Top positive review
A collection of stories that forces one to think
Reviewed in the United States on April 24, 2015
A.I. Chronicles is a collection of stories that forces one to think. Every story within this grouping represents a question that forces us back to the mirror of our own humanity.
In The Syntax of Consciousness by Pavarti K. Tyler we have the question what happens when the freshly born soul of an A.I. comes into direct conflict with the depressed soul of humanity?
Restore by Susan Kaye Quinn asks what happens when a medical robot’s primary mission to love its patient requires it to face up to conflicting parameters?
What happens when your job is replaced by A.I., ineffectively? ... in Narai, by E.E. Giorgi
What if A.I. controlled an entire military force? ... in Sub-Human by David Simpson
What happens when a self-aware A.I. escapes unchecked into the world wide web? ... in Auto by Angela Cavanaugh
Although all hold an interest, stories that I thought really stood out include:
Narai by E.E. Giorgi. Narai struck home with me as I once lost my own job due to economic cutbacks. I sympathized with the protagonist and his struggles in his new position as a baby-sitter for the machine that replaced him.
Maker by Sam Best. Maker had a very other-worldly feel to me, similar to the feeling I had watching the movies 2001 or Oblivion. There was a feeling of being transported to a distant reality and observing the consequences of an evolution. Sam Best set a terrific scene presented a difficult choice.
Finally, The Turing Cube by Alex Albrinck presented a tale that I found refreshing in its unexpectedness. I will not say more, but I love turns that I do not anticipate, and this one was fun.

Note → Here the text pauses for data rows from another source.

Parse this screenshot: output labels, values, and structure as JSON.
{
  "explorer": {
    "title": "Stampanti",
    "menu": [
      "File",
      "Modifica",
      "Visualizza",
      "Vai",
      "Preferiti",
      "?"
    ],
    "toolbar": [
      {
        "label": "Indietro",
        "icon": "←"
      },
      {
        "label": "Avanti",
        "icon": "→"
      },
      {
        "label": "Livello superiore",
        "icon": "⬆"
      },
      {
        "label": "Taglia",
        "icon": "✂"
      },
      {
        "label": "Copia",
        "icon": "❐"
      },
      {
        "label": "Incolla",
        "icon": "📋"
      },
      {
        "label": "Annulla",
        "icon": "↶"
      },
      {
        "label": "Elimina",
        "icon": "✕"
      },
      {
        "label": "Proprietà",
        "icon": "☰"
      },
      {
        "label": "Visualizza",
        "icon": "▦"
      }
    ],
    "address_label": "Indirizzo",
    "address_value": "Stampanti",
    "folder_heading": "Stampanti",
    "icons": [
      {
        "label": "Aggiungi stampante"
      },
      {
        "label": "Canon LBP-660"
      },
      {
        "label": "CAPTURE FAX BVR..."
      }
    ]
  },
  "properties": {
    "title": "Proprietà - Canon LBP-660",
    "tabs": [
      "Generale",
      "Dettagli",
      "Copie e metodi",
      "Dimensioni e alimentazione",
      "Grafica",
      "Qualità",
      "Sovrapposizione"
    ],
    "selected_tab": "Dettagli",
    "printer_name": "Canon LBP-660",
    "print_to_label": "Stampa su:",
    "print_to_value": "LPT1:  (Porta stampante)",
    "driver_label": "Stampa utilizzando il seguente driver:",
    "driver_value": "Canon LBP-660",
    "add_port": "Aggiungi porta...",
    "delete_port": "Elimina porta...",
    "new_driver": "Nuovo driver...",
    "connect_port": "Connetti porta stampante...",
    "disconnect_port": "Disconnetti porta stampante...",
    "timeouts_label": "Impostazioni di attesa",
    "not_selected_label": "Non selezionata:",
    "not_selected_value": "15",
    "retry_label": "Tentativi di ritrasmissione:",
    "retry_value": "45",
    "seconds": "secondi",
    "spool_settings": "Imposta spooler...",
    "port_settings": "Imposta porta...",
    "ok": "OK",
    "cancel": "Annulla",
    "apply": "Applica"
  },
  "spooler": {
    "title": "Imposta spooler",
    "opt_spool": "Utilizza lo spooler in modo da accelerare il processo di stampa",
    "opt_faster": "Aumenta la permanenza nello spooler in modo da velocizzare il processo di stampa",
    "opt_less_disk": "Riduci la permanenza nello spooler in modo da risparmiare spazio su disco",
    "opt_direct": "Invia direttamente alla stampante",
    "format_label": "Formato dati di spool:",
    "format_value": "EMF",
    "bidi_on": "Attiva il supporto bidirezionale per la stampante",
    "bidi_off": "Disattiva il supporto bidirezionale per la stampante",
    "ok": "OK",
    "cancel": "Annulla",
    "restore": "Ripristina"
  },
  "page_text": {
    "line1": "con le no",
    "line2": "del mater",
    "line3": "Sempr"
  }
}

Overall, I give this collection 4 stars, mostly for the various ways in which this collection drew me in as a reader. Pick it up. I highly recommend it.